Scholars dissect COVID-19 at Amherst College roundtable
Massachusetts Daily Collegian online
“When quarantine and isolation are discussed, there are a lot of important discussions that should be held surrounding public good and individual liberties,” Andrew Lover, infectious disease epidemiologist at UMass, said. A balance between the two can and should maximize both, he said.
Select Publications (5)
Passive Monitoring of Crowd-Level Cough Counts in Waiting Areas produces Reliable Syndromic Indicator for Total COVID-19 Burden in a Hospital Emergency Clinic [preprint]Research Square
2023 Syndromic surveillance is an effective tool for enabling the timely detection of infectious disease outbreaks and facilitating the implementation of effective mitigation strategies by public health authorities. While various information sources are currently utilized to collect syndromic signal data for analysis, the aggregated measurement of cough, an important symptom for many illnesses, is not widely employed as a syndromic signal. With recent advancements in ubiquitous sensing technologies, it becomes feasible to continuously measure population-level cough incidence in a contactless, unobtrusive, and automated manner.
Knowledge, attitudes, and practices regarding COVID-19 among university students and employees in Massachusetts, USA: a qualitative studyJournal of American College Health
2023 Objective To explore the knowledge, attitudes, and practices regarding COVID-19 in university affiliates to inform future COVID-19 policies and practices. Participants Undergraduate students, graduate students and university employees at a large public university.
Characterizing the spatial distribution of multiple malaria diagnostic endpoints in a low-transmission setting in Lao PDRCurrent Research on Serological Analyses of Infectious Diseases
2023 Through an intensification of their programmatic activities and an increased coverage of interventions (1), the Lao People’s Democratic Republic (PDR) has seen substantial declines in malaria cases, with a fall in case incidence by 80% from 2016 to 2020, and no reported malaria deaths since 2018 (2). Transmission is very low in northern Lao PDR, with P. vivax cases making up the majority of malaria burden (1, 3). The nation aims to eliminate Plasmodium vivax and Plasmodium falciparum from northern areas by 2025, and all species nationwide by 2030 (2, 4). As countries near elimination and transmission declines, they experience characteristic shifts in malaria epidemiology. Substantial areas become malaria-free, and malaria risk becomes increasingly heterogenous and geographically or demographically clustered (5, 6), with cases becoming more difficult to detect and diagnose.
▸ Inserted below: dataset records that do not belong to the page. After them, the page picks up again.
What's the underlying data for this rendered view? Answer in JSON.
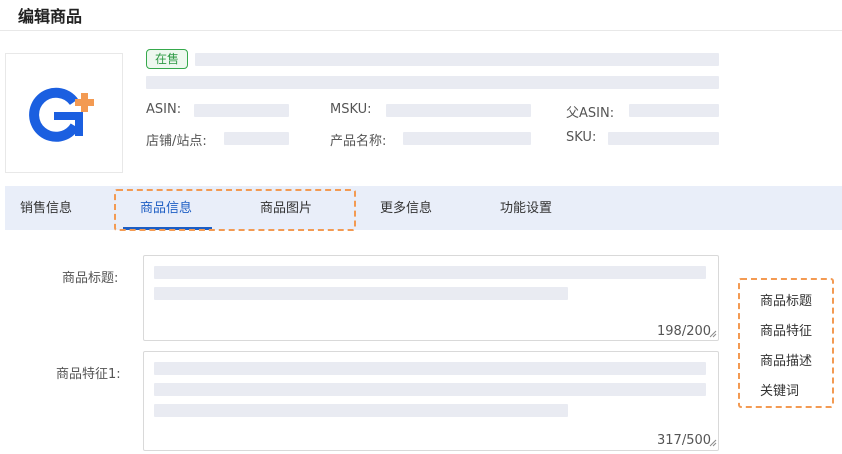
{
  "page": {
    "title": "编辑商品"
  },
  "product": {
    "status": "在售",
    "meta_labels": {
      "asin": "ASIN:",
      "msku": "MSKU:",
      "parent_asin": "父ASIN:",
      "store_site": "店铺/站点:",
      "product_name": "产品名称:",
      "sku": "SKU:"
    }
  },
  "tabs": [
    {
      "label": "销售信息"
    },
    {
      "label": "商品信息"
    },
    {
      "label": "商品图片"
    },
    {
      "label": "更多信息"
    },
    {
      "label": "功能设置"
    }
  ],
  "active_tab": "商品信息",
  "form": {
    "title_field": {
      "label": "商品标题:",
      "count": "198/200"
    },
    "feature1_field": {
      "label": "商品特征1:",
      "count": "317/500"
    }
  },
  "side_menu": {
    "items": [
      {
        "label": "商品标题"
      },
      {
        "label": "商品特征"
      },
      {
        "label": "商品描述"
      },
      {
        "label": "关键词"
      }
    ]
  },
  "colors": {
    "accent": "#1f5fc4",
    "logo_blue": "#1b5fe0",
    "logo_orange": "#f39a52",
    "status_green": "#36a94c",
    "highlight_dash": "#f39a52",
    "tab_bar_bg": "#e9eef9"
  }
}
COVID-19 exposes weaknesses in public health in the Peruvian Amazon and highlights opportunities for a One Health approachCABI One Health
2023 The Amazon is home to important wildlife and a biodiversity hotspot of global importance. The ancestral knowledge kept by Indigenous communities about its fauna and flora contributes further to its irreplaceable value. The Peruvian Amazon was heavily struck by the COVID-19 epidemic with a cumulative incidence of 725, a mortality rate of 34 per 100,000 inhabitants, and a case fatality rate of 4.6% by the end of July 2020. In this work, we review scientific literature and media to trace the events that happened at the beginning of the COVID-19 epidemic in the Peruvian Amazon.
Measuring effects of ivermectin-treated cattle on malaria vectors in Vietnam: a village-randomized trialmedRxiv
2023 Background Malaria elimination using current tools has stalled in many areas. Ivermectin (IVM) is a broad-antiparasitic drug and mosquitocide that has been proposed as a tool for reaching malaria elimination. Under laboratory conditions, IVM has been shown to reduce the survival of Anopheles populations that have fed on IVM-treated mammals. Treating cattle with IVM has been proposed as an important contribution to malaria vector management, however, the impacts of IVM in this animal health use-case had been untested in field trials in Southeast Asia.